  5. If the company fails to pay dividends at the time it should, the dividends will be accumulated in accounts and paid afterward to the cumulative preference shareholders when things go normal for the company.
  6. Such stockholders may get a higher rate of return if the company experiences a good year.


  1. The greatest disadvantage of cumulative preferred stock is that the shareholders do not enjoy voting rights compared to other stockholders.
  2. Such shareholders will always have a fixed dividend regardless of the profit that the company earns during the year. This is in contrast to other shareholders who will get the dividend payment based on the company’s profits.
  3. The cumulative preferred stock is more costly than other stocks that are available in the market since it possesses some extra privileges.
  4. The shareholders may receive partial or delayed dividend payments from the company.
  5. These stockholders can’t claim dividends in the middle of the year. They are not allowed interim dividends, they only get yearly payments.
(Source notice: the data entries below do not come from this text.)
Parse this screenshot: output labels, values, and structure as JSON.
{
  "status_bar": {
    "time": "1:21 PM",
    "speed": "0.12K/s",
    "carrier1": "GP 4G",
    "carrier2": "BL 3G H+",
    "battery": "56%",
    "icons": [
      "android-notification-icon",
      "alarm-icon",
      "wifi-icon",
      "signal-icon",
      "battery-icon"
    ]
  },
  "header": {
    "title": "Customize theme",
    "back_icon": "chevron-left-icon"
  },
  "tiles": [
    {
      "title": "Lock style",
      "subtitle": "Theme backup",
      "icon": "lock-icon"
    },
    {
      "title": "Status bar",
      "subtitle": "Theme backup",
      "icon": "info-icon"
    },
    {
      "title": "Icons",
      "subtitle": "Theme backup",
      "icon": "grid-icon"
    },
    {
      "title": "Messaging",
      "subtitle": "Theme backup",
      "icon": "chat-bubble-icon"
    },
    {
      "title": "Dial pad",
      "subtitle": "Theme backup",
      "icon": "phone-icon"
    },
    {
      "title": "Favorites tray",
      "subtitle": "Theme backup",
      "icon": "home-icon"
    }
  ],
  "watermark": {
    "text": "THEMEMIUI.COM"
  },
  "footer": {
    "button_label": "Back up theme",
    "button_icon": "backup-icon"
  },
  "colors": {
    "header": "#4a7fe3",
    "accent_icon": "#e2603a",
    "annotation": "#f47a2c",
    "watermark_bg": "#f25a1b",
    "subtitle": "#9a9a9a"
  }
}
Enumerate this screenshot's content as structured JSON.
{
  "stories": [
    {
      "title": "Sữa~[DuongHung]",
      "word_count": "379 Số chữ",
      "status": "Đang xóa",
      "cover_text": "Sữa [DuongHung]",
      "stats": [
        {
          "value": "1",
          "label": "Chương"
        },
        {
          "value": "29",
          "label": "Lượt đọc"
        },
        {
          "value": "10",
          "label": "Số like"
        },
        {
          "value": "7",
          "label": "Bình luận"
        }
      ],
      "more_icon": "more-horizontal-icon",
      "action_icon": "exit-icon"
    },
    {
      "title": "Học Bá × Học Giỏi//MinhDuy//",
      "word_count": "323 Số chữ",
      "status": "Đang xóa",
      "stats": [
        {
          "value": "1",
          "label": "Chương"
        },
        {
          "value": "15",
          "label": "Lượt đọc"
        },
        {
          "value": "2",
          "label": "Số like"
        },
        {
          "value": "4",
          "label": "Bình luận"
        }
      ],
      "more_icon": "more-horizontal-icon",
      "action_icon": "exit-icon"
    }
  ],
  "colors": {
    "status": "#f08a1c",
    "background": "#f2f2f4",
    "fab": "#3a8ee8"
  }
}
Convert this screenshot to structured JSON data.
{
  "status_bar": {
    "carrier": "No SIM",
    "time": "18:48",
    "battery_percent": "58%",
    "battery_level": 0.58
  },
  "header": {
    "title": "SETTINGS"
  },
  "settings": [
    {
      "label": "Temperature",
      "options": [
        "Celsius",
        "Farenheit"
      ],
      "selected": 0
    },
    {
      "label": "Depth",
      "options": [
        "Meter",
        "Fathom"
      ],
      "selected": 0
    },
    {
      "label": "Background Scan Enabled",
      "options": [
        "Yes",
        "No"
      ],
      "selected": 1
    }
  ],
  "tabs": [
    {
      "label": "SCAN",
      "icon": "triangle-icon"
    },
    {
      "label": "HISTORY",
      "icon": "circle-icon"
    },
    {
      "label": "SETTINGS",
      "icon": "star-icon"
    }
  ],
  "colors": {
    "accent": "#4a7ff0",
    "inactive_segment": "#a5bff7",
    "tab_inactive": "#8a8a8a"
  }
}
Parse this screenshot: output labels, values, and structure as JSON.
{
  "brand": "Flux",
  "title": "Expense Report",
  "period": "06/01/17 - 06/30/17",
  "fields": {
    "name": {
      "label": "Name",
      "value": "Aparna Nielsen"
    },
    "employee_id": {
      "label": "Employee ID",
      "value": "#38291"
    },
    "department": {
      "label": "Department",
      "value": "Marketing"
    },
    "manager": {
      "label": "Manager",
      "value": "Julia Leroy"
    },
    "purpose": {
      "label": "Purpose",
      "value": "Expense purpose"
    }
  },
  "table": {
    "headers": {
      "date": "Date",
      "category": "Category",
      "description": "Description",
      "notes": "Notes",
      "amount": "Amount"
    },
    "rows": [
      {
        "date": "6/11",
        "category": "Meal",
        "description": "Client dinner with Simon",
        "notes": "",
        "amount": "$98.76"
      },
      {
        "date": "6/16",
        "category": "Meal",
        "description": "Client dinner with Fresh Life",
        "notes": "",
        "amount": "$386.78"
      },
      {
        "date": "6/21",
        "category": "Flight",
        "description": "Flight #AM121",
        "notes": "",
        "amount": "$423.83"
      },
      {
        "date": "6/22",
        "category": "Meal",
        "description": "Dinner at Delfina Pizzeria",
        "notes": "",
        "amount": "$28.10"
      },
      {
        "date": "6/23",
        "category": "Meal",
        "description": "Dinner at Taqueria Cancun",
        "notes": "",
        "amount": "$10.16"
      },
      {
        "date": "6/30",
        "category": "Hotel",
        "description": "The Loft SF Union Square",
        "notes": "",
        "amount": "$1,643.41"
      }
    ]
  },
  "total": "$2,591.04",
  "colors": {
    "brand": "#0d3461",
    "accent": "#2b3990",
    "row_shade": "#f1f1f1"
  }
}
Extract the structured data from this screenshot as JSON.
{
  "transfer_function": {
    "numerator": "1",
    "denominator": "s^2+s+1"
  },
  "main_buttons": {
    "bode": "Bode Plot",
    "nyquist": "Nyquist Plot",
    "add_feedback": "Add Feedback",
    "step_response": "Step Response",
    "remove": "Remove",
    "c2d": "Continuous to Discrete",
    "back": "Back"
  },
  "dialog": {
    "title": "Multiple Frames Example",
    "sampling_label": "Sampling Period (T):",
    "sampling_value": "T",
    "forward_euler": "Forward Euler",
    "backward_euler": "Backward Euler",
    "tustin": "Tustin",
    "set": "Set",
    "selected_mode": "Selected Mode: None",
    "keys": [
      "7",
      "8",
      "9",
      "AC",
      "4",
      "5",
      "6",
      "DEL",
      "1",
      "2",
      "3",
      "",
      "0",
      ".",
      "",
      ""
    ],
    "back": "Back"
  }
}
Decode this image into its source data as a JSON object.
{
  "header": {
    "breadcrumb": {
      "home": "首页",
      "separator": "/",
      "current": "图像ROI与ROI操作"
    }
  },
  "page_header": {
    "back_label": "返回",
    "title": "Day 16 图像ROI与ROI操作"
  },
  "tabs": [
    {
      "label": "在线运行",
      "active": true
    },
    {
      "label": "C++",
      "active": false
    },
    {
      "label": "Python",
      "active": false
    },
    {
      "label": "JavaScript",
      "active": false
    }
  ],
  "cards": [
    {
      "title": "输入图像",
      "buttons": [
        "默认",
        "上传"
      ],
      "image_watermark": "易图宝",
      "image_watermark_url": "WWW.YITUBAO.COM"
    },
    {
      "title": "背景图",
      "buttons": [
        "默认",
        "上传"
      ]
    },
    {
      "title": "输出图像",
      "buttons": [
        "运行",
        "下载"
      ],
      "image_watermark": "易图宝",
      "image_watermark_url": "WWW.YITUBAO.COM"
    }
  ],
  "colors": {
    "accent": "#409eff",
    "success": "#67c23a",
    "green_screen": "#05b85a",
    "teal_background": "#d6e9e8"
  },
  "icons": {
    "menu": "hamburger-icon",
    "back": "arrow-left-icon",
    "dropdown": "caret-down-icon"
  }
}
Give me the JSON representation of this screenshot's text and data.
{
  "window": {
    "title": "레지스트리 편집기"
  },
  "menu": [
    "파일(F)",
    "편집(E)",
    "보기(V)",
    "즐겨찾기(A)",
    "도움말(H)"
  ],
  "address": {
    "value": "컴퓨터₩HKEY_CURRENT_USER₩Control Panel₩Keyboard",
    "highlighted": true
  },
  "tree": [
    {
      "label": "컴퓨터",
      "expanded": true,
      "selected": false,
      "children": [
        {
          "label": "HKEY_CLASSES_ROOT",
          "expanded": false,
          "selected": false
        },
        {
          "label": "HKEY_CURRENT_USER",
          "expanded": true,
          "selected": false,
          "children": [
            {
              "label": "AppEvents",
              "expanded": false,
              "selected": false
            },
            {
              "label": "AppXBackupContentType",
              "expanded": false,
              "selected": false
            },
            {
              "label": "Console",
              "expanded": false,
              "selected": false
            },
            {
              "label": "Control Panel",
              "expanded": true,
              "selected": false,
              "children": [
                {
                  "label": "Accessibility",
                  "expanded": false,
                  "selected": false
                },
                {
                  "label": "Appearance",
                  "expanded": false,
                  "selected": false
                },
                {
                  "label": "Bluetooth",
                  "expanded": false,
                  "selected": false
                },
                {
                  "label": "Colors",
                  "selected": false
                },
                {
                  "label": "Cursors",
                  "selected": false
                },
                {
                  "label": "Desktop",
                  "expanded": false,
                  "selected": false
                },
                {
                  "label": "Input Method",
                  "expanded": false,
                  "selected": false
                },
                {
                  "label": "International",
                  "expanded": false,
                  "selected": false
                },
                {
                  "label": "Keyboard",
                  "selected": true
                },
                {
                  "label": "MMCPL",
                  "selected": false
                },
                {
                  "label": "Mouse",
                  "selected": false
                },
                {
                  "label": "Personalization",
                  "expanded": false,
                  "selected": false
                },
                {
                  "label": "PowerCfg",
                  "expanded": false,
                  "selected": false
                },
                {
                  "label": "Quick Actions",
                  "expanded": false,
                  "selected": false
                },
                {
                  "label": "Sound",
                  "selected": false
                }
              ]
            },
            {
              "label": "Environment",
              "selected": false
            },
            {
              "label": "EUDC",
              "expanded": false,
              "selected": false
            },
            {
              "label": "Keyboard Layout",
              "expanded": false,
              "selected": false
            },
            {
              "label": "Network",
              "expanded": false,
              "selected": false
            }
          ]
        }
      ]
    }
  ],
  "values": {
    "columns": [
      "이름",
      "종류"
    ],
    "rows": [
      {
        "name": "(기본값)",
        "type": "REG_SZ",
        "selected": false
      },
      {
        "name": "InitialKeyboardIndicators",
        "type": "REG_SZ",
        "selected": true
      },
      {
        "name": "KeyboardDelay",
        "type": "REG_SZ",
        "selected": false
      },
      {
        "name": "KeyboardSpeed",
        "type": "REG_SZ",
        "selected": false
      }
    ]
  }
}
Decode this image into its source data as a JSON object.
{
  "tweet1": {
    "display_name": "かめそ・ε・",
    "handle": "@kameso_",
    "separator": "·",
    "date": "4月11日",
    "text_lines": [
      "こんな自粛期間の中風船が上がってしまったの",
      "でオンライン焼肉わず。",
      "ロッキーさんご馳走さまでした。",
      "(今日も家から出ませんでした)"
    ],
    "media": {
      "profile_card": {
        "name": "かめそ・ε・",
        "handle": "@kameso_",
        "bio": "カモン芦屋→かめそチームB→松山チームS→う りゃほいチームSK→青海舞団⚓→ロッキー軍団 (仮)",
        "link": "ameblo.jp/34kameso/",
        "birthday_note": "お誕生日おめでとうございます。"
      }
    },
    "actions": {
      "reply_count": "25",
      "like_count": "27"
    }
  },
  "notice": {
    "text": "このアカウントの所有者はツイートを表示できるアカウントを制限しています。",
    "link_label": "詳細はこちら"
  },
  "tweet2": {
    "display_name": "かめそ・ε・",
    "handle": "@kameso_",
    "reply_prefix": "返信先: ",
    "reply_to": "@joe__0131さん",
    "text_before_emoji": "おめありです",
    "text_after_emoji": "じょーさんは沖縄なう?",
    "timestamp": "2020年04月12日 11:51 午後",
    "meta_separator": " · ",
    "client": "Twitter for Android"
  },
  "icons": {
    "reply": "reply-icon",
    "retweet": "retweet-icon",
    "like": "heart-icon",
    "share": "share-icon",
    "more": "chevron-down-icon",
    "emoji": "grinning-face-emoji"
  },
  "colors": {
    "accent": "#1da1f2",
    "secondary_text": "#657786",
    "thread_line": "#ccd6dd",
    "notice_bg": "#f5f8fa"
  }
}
Dividends in arrears on cumulative preferred stock

Dividends in arrears are usually associated with cumulative preferred stock. These are dividends that the company was unable to pay at the expected date. These dividends have not gotten authorization from the board of directors because the issuing company or entity has insufficient cash to make the payment.

Dividends in arrears can pile up over several subsequent dates if the company is faced with financial circumstances that do not allow for these payments. During this period, the market price associated with preferred stock is likely to decline since the dividend payments represent the main source of value for preferred stockholders.

If there is an improvement in the situation, then the board of directors will authorize that a portion or all these dividend payments be made. Once the authorization takes place, these dividends will appear on the company’s balance sheet as a short-term liability.

Once the payment takes place, dividends in arrears go to the current holders of the related stock. There are no payments made to the person or entity that held the stock at the time in which the dividends were in arrears. Instead, it is only the new holders that benefit from these payments.

The fact that dividends in arrears exist is a concern to common stockholders since they are not entitled to any dividends until the company pays the full amount of the dividends in arrears to the cumulative preferred stockholders. This is because it can eliminate all dividends to common stockholders for an extended period of time.


What is the difference between cumulative and non cumulative preferred stock?

One major difference between cumulative and non-cumulative preferred stock is that while cumulative preferred stockholders are entitled to missed dividends or dividends in arrears, non-cumulative stockholders are not. In other words, if a company is unable to pay dividends due to unfavorable circumstances, when it comes back to its initial financial position, non-cumulative preferred stockholders will miss out on receiving dividends in arrears.

What does cumulative preferred stock offer?

The cumulative preferred stock offers dividends in arrears to its holders.

How do you calculate cumulative preferred stock?

To calculate dividends for cumulative preferred stock, it is necessary to first add the missed dividends to the current dividends. that is;
Cumulative dividend = Next quarterly dividend payment + postponed dividend payment

Is preferred stock always cumulative?

There are different types of preferred stocks and cumulative preferred stock is one of them. Therefore, preferred stock is not always cumulative.